Often, in our daily lives, we don't think about how someone who has been through these types of harm. And we have people in our lives that have had these experiences, and so when we can check in like that, it's very important, and vital to the work, to be that bridge, to be whatever it requires to allow a person who has been in the throes of this type of harm, deep, deep harm, the opportunity to do whatever that it requires for them to heal in their journey.


A fundamental principle of Catholic social teaching is the life and dignity of the human person. This principle affirms that every single one of us has inherent worth — not that we have gained by our own achievement, fortune, or status, but that has been etched into our being as children made in God’s image and likeness. This dignity cannot be taken away, even after suffering or causing grave harm.

Christina and Sheryl, they recognized this sacred dignity in the lives of all those impacted by this terrible crime. They knew that with every legal appeal, every news story, the trauma was unearthed again and again — and with that trauma, human dignity was repeatedly violated.

Christina knew that neither taking nor saving Mr. Buck’s life would undo the pain he’d caused, but that regardless, his life still had God-given value. She knew that by undertaking the DIVO process, their team could do what was within their power to make things as right as possible for those Mr. Buck had harmed.

Sheryl knew that nothing would bring back Debra Gardner or Kenneth Butler, but that reaching out to their families, listening deeply, and being a bridge between them and Mr. Buck’s defense team might just help tend to their wounds and make life without their loved ones a bit more bearable.

In speaking about this process, Sheryl is intentional to say that when acting as a liaison or a facilitator, it’s critical to have training in the process in order not to inadvertently cause further harm. At the same time, we all have people in our lives who have experienced horrific things, and we all have the capacity to listen. We all have the ability to hold space for suffering. The healing power of this cannot be understated.
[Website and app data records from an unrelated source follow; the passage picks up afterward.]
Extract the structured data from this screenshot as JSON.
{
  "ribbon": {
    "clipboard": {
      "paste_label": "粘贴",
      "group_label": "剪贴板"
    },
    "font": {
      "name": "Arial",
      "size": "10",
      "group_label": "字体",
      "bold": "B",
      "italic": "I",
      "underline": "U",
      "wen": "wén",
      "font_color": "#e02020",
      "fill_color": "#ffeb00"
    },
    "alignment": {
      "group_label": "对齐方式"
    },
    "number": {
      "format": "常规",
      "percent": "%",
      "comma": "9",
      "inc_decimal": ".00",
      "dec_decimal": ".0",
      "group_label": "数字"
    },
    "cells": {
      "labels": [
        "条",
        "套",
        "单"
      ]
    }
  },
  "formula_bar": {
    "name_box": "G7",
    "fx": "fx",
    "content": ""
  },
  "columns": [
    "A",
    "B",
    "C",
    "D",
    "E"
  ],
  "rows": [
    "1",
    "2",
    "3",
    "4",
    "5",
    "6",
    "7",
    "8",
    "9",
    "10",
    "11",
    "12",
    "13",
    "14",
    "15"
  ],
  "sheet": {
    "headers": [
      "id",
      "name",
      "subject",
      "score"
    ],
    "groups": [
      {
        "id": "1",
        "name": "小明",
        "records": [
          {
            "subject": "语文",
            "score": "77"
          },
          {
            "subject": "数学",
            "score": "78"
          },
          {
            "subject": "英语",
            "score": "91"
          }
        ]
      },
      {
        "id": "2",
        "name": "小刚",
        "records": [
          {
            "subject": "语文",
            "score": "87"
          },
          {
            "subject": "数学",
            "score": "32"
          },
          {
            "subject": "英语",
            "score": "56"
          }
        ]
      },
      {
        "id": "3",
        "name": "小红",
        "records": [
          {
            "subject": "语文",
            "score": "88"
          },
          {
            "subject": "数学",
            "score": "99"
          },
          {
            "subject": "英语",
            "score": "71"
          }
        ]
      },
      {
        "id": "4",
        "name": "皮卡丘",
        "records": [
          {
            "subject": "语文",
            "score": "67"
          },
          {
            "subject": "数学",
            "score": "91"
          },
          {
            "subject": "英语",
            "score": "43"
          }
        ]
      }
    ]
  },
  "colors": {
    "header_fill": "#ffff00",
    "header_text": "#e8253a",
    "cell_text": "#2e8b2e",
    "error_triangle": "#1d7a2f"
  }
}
Thank you so much to Christina and Sheryl and all those impacted by Mr. Buck’s case who found the courage to say “yes” to this DIVO process.

And thank you for tuning in to Encounters With Dignity. We hope you’ll join us again next time to hear more stories of people who are living restorative justice.
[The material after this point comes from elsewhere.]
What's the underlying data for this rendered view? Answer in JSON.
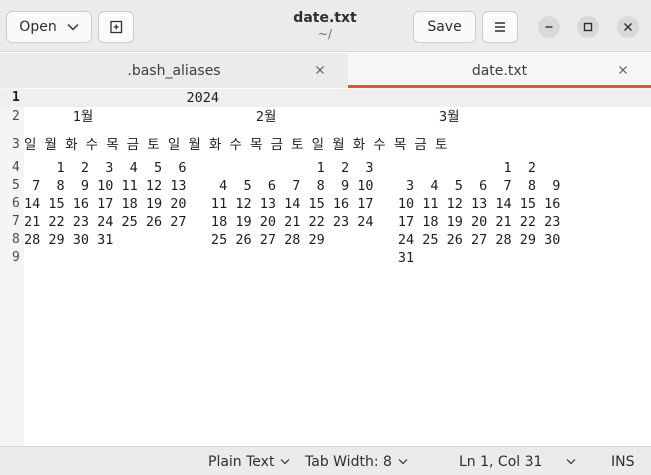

If you haven’t already, be sure to subscribe to Encounters With Dignity on your favorite podcasting platform, or by visiting For podcast updates and announcements about new episodes, follow us on social media or sign up for our emails at

If you feel called to bring restorative justice to your Catholic parish or ministry, then check out “Paths of Renewed Encounter,” CMN’s restorative justice engagement guide for Catholic communities. The engagement guide is available as an interactive digital resource, a downloadable PDF, and hard copy workbook. Access them all at

Next time on Encounters with Dignity, join us as we hear from Ernie Garcia, Alumnus of Rise Up Industries’ reentry program in Santee, California, about how restorative justice gave him a second chance and helped to transform his life and relationships.

Please join me in our closing prayer:

God who wept and knows our pain. Sit with us in our hurt, and be with us as we sit with others. Give us ears to listen, shoulders to bear the burden, hearts to show compassion, and voice to challenge unjust systems. And may we always look at each person through the eyes of dignity. Amen.